WASHINGTON – Sen. Bernie Sanders, I-Vt., said Friday he cannot support a bipartisan $908 billion coronavirus relief proposal revealed this week “unless it is significantly improved.”
The $908 billion proposal is intended as a temporary relief package and was proposed by a bipartisan group of lawmakers, including Sens. Mitt Romney, R-Utah, Susan Collins, R-Maine, and Joe Manchin, D-W.Va., as an effort to get congressional leaders from both parties to negotiate a deal on legislation.
“Given the enormous economic desperation facing working families in this country today, I will not be able to support the recently announced Manchin-Romney COVID proposal unless it is significantly improved,” Sanders, who caucuses with Democrats and is a prominent progressive lawmaker, said in a statement.
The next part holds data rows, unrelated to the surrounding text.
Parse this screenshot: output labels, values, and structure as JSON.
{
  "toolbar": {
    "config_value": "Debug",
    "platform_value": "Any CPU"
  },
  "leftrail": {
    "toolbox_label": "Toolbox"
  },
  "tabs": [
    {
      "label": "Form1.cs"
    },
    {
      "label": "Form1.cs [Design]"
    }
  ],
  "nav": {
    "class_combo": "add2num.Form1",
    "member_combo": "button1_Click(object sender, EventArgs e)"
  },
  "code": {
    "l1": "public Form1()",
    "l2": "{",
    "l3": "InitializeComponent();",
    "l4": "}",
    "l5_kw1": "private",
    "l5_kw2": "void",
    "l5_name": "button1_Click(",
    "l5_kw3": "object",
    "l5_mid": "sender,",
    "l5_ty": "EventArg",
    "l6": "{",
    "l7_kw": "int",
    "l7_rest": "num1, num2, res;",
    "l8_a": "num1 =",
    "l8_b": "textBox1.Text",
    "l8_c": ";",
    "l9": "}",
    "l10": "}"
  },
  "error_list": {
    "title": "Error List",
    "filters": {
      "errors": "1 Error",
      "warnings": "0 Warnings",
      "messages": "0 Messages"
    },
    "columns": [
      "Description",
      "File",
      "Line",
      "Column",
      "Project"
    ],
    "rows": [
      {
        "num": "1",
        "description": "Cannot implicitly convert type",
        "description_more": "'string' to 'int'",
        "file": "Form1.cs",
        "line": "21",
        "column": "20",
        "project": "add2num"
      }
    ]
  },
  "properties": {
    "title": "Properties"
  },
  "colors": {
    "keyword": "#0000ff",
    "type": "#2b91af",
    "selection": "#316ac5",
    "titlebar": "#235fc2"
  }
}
Many lawmakers from both sides of the aisle have expressed optimism and support for the emerging deal. Moderate Senators admitted the proposal outlined would upset partisans on both sides, but is a necessary compromise as the country faces rising COVID-19 case counts and economic pain.
Sen. Angus King, I-Maine, who also caucuses with Democrats, said the “whole idea” of the proposal was something that would “work for a substantial majority of both houses,” even if it’s “not entirely satisfactory to everybody.”
Sanders objected to giving “legal immunity to corporations”, as well as the exclusion of another round of $1,200 checks for Americans, which was part of the Coronavirus Aid, Relief and Economic Security Act passed in March. He called this departure “not acceptable”.
“At a time when the COVID crisis is the worst that it has ever been in the U.S. with record-breaking levels of hospitalization and death, the Manchin-Romney proposal not only provides no direct payments to working families, it does nothing to address the health care crisis and has totally inadequate financial assistance for the most vulnerable,” Sanders said. “That is wrong morally and it is wrong economically if we hope to rebuild the economy.”
President-elect Joe Biden has encouraged the bipartisan talks, and suggested Friday that he favors the direct payments, saying, “I think it would be better if they had the $1,200” and that he believes that “may be still in play.”
Sanders’ statement indicates some possible progressive opposition, and any successful legislation will need support from Republicans and Democrats.
The bill has concerned others on the opposite side of the political spectrum, with some calling it too expensive.
Sen. Josh Hawley, R-Mo., broke with many of his Republican colleagues, saying he won’t support a bill unless it includes a new round of the $1,200 checks.
“I’m not sure why it’s controversial,” Hawley said. “I’m a little baffled by it.”
Senate Minority Leader Charles Schumer, D-N.Y., and House Speaker Nancy Pelosi, D-Calif., have stated they supported using the $908 billion proposal as the basis for negotiations and talks with Senate Majority Leader Mitch McConnell, R-Ky.
Lawmakers face a tight schedule if leadership is to include COVID-19 relief with the spending bill, which is needed to avoid a federal government shutdown after December 11. Pelosi told reporters on Friday that “there is momentum” toward making a deal.
Congress has not passed a comprehensive relief package since March, and as case totals climbed and benefits lapsed, Democrats and Republicans were unable to come together on another deal. The Democratic-controlled House and Republican-controlled Senate offered their own versions of legislation and negotiations continued between the White House and Democratic leaders, all to no avail.
Millions of Americans face the possibility of several more aid programs expiring after Christmas if Congress does not act.
The proposal includes funding for state, local and tribal governments, a federal boost in unemployment insurance, small-business support programs, funding for the U.S. Postal Service, among other things.
“I look forward to working with my colleagues in the House and Senate to significantly improve this bill,” Sanders said. “But, in its current form, I cannot support it.”
Contributing: Nicholas Wu, Christal Hayes